## TASK DETAILS
Copy out each line in the material below that has the word "icon".

## MATERIALS PROVIDED
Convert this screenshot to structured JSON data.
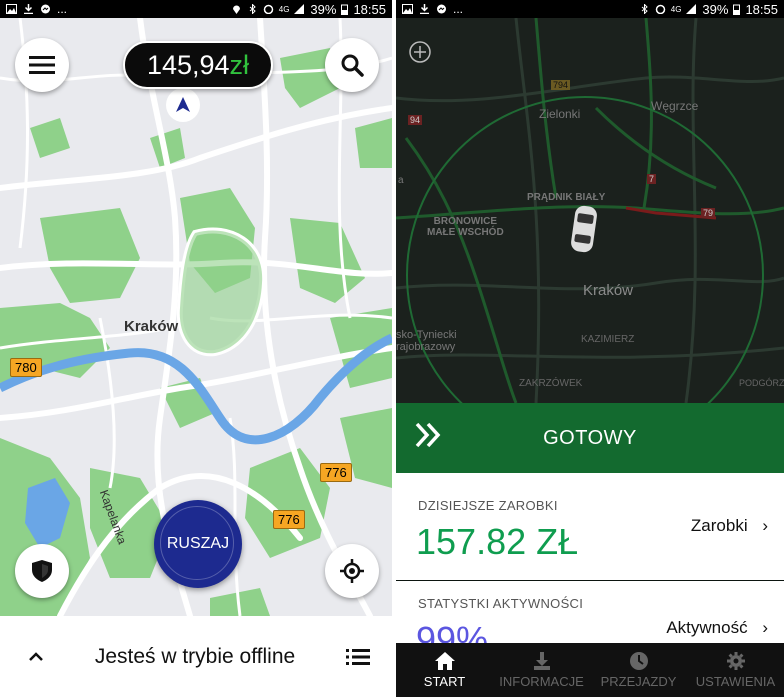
{
  "left_screen": {
    "statusbar": {
      "battery": "39%",
      "time": "18:55",
      "signal": "4G"
    },
    "earnings": {
      "amount": "145,94",
      "currency": "zł"
    },
    "map_labels": {
      "city": "Kraków",
      "street": "Kapelanka",
      "road_780": "780",
      "road_776a": "776",
      "road_776b": "776"
    },
    "go_button": "RUSZAJ",
    "status_text": "Jesteś w trybie offline"
  },
  "right_screen": {
    "statusbar": {
      "battery": "39%",
      "time": "18:55",
      "signal": "4G"
    },
    "map_labels": {
      "city": "Kraków",
      "zielonki": "Zielonki",
      "wegrzce": "Węgrzce",
      "pradnik": "PRĄDNIK BIAŁY",
      "bronowice": "BRONOWICE\nMAŁE WSCHÓD",
      "tyniecki": "sko-Tyniecki\nrajobrazowy",
      "kazimierz": "KAZIMIERZ",
      "zakrzowek": "ZAKRZÓWEK",
      "podgorze": "PODGÓRZ",
      "road_794": "794",
      "road_94": "94",
      "road_7": "7",
      "road_79": "79",
      "edge_a": "a"
    },
    "ready_button": "GOTOWY",
    "earnings_card": {
      "label": "DZISIEJSZE ZAROBKI",
      "value": "157.82 ZŁ",
      "link": "Zarobki"
    },
    "activity_card": {
      "label": "STATYSTKI AKTYWNOŚCI",
      "value": "99%",
      "link": "Aktywność"
    },
    "nav": [
      {
        "label": "START",
        "icon": "home-icon"
      },
      {
        "label": "INFORMACJE",
        "icon": "download-icon"
      },
      {
        "label": "PRZEJAZDY",
        "icon": "clock-icon"
      },
      {
        "label": "USTAWIENIA",
        "icon": "gear-icon"
      }
    ]
  },
  "colors": {
    "map_green": "#8fd18a",
    "river_blue": "#6aa6e6",
    "earnings_green": "#0f9d4f",
    "activity_purple": "#5b56e0",
    "ready_bar": "#136a2f",
    "go_button": "#1d2a8f",
    "road_badge": "#f6a623"
  }
}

## TASK SOLUTION
        "icon": "home-icon"
        "icon": "download-icon"
        "icon": "clock-icon"
        "icon": "gear-icon"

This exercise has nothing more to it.